As often as I repeat and document (here, for example) the fact that real incomes for middle- and low-income Americans plateaued in February 1973 (and incomes for middle- and low-income families and households before the end of the 1970s), I’m still puzzled as to why that happened. Rick Perlstein offers an explanation in today’s NYT.
His narrative seems to be that in the 1970s, after the shellacking of George McGovern by Nixon in 1972 and the re-writing of the Democratic delegate selection process that gave Carter the nomination in 1976, liberalism in the Democratic Party changed its agenda. It became less about the bread and butter issues of economic security and shared prosperity and more about civil rights, the environment, getting out of Vietnam, and honest and transparent government. The Humphrey-Hawkins legislation in 1978, which nominally requires the Fed to keep both inflation and unemployment low, was so watered down that the Fed has never let itself be influenced in the slightest by the unemployment half of the mandate. Humphrey-Hawkins, like Pickett’s Charge, marks the end of an era instead of a consolidation of gains.

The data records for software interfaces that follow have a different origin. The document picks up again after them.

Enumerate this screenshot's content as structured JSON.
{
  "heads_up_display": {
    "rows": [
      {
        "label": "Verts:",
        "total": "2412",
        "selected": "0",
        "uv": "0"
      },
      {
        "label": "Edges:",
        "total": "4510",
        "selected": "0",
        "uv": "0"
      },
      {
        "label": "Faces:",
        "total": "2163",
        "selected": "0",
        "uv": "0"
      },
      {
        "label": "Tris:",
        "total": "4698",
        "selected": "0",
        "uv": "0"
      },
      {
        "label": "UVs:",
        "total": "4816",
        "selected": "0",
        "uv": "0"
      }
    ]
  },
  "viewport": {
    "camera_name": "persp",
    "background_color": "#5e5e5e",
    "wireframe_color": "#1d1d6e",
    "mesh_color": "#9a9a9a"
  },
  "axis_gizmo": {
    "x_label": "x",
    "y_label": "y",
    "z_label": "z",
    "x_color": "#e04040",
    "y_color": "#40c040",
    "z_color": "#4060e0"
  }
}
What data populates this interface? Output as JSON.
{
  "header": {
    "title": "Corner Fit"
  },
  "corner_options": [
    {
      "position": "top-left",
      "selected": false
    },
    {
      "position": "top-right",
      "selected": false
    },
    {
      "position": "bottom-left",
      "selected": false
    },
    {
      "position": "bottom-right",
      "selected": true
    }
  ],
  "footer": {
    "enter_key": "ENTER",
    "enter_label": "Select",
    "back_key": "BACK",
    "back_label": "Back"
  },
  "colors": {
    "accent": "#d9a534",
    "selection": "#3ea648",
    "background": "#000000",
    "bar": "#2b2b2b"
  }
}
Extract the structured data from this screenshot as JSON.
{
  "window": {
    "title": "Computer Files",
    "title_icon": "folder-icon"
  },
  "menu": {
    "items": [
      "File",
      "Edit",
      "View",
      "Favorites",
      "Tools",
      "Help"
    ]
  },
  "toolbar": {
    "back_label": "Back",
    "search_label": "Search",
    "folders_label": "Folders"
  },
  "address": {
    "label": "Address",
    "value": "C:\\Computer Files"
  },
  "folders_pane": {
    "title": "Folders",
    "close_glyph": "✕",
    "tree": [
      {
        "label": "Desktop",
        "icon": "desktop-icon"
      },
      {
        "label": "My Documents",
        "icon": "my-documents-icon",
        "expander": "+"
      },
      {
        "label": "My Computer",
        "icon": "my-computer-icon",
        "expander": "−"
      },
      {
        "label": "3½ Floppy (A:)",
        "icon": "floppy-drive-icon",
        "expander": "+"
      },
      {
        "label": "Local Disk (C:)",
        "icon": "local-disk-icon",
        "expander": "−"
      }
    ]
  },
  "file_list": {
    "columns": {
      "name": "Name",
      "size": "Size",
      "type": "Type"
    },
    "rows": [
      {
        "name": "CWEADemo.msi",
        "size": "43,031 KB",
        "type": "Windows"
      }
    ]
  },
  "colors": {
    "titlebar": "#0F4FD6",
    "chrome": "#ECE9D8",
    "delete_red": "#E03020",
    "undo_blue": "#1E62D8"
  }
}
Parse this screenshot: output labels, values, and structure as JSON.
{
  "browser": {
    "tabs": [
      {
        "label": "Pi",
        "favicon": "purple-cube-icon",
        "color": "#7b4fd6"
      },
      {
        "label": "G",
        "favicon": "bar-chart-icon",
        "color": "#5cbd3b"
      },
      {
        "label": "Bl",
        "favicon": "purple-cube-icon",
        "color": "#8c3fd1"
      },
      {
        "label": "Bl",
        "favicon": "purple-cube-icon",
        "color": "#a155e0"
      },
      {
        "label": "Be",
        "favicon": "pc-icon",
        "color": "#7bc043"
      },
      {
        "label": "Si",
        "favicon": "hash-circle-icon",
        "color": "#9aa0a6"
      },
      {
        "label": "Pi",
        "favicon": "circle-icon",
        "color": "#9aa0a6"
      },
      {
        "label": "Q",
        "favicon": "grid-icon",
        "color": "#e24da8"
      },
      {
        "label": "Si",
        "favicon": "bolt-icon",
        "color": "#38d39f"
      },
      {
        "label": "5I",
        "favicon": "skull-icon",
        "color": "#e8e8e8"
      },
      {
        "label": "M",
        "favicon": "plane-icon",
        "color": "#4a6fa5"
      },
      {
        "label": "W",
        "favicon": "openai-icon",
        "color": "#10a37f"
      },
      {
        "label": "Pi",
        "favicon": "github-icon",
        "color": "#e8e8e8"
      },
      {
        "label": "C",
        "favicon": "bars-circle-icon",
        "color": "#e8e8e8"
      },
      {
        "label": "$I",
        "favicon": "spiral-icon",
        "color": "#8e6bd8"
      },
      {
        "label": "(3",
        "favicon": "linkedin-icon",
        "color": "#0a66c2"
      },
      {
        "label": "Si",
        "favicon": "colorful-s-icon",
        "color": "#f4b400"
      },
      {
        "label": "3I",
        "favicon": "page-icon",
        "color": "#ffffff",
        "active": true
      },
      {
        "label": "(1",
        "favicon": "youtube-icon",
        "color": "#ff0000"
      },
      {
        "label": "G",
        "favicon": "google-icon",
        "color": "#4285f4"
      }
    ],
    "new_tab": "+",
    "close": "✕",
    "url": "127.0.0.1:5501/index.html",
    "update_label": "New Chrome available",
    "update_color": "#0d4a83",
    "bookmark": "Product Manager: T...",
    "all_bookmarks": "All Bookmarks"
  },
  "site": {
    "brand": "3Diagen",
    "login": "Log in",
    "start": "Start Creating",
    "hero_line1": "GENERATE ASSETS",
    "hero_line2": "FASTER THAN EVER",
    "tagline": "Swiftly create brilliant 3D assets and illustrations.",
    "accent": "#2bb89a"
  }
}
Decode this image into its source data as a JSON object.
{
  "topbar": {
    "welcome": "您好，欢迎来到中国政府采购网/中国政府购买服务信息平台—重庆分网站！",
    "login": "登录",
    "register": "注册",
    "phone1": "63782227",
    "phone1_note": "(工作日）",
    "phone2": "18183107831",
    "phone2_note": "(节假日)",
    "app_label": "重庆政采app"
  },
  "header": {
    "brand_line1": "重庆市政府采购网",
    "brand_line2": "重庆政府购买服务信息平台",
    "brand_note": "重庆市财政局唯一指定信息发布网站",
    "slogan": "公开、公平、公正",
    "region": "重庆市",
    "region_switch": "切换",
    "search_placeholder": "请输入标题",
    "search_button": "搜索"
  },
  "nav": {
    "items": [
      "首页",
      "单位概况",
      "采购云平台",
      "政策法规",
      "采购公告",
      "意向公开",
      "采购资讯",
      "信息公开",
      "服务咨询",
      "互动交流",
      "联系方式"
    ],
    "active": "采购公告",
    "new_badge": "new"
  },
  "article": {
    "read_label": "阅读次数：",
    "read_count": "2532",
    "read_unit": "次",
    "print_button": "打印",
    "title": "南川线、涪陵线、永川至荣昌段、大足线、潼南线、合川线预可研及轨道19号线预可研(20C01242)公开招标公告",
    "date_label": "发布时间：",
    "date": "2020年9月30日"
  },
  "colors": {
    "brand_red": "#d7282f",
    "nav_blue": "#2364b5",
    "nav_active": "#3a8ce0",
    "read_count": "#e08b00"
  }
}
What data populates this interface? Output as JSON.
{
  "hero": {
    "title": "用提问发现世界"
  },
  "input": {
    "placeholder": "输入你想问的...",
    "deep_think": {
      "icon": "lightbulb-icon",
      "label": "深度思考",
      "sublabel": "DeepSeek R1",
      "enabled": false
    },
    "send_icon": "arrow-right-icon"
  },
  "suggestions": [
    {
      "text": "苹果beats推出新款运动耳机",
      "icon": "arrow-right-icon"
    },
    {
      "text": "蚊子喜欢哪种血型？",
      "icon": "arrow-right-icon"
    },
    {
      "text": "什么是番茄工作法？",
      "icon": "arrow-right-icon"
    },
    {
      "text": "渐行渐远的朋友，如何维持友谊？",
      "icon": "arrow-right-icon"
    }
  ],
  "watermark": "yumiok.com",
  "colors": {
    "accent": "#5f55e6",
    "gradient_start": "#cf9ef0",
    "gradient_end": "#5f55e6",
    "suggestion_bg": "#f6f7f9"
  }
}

It has seemed to me unlikely that we would ever find a single event, policy change, or market shift that explains the persistent stagnation of real middle and low incomes starting in the 1970s. If there had been such an occurrence, surely it would have become obvious by now, wouldn't it? Still Perlstein’s explanation—that there was a great political realignment and all of the endless string of tactical defeats for America’s middle and lower class incomes flow from that—seems rather plausible to me. One reason it seems plausible is that it’s a fair description of my own attitudes as a life-long Democrat. I was not friendly to labor unions but saw them as more powerful than they needed to be, corrupt, bigoted, and on the wrong side about Vietnam, the environment, and civil rights. I was a “business Democrat,” then a wary DLC follower, a New Democrat, and even a supporter of Pete Peterson's Concord Coalition. In short, I was a part of the wing of the Democratic Party that took over. I regret now what we did to the rest of America.
In addition to these changes in the Democratic Party, I would think that the August 1971 Powell Memo to the US Chamber of Commerce and how big business and conservatives reacted to that was also very important. They organized a generations-long ideological fight using think tanks, media control, curriculum influence, campaign finance, etc., and the opposition was never organized and to a shocking degree didn’t notice there was a game on.
What do you think blew up the American Dream?
My comment here may also have been influenced by this Yves Smith post a month ago. She has good quotes from Robert Scheer, The New Corporate World Order, a David Runciman review of Jacob Hacker and Paul Pierson, Winner-Take-All Politics, her own book, Econned, and other sources. They say, essentially, that it all started in the Carter Administration when the Right pushed and didn't meet much resistance--the tide was already ebbing for the middle class before the elections of Thatcher and Reagan.
Robert Reich has good post on this general subject up today, but he doesn't get into the politics of it and he ascribes a larger importance to technology changes than I would (for reasons set forth in my comment below):
It’s easy to blame “globalization” for the stagnation of middle incomes, but technological advances have played as much if not a greater role. Factories remaining in the United States have shed workers as they automated. So has the service sector.
But contrary to popular mythology, trade and technology have not reduced the overall number of American jobs. Their more profound effect has been on pay. Rather than be out of work, most Americans have quietly settled for lower real wages, or wages that have risen more slowly than the overall growth of the economy per person. Although unemployment following the Great Recession remains high, jobs are slowly returning. But in order to get them, many workers have to accept lower pay than before.
Starting more than three decades ago, trade and technology began driving a wedge between the earnings of people at the top and everyone else. The pay of well-connected graduates of prestigious colleges and MBA programs has soared. But the pay and benefits of most other workers has either flattened or dropped. And the ensuing division has also made most middle-class American families less economically secure.
Steve and Mike in comments focus on advancing technology deployment as eliminating jobs. No doubt in my mind that that’s true, but until 2000 whatever jobs were eliminated were more than replaced by other jobs in America. The employment to population ratio had its most rapid growth ever from about 1975 to 2000.
The conventional wisdom is that increasing use of technology requires better trained workers, who should theoretically be paid more than the less skilled workers displaced by the technology. The only time after 1973 we saw that effect was during the dot-com boom. At all other times the presumed upward pressure on wages from increasing skill requirements was overwhelmed by other factors pressing wages down.
Since the hit to wages came a quarter century before the hit to employment and wages generally trended down instead of up while employment was growing, it doesn’t seem to me that the advancing technology factor is an obvious cause of 38 years of wage stagnation.
The following chart from Pew Research via Asymptosis is really interesting in that it shows New Coalition Democrats and Solid Liberals to be the most favorably inclined toward strong economic relations with China. In contrast, the Staunch Conservatives are the most inclined to get tougher with China. Is that a basis for a new coalition on trade between labor and conservatives?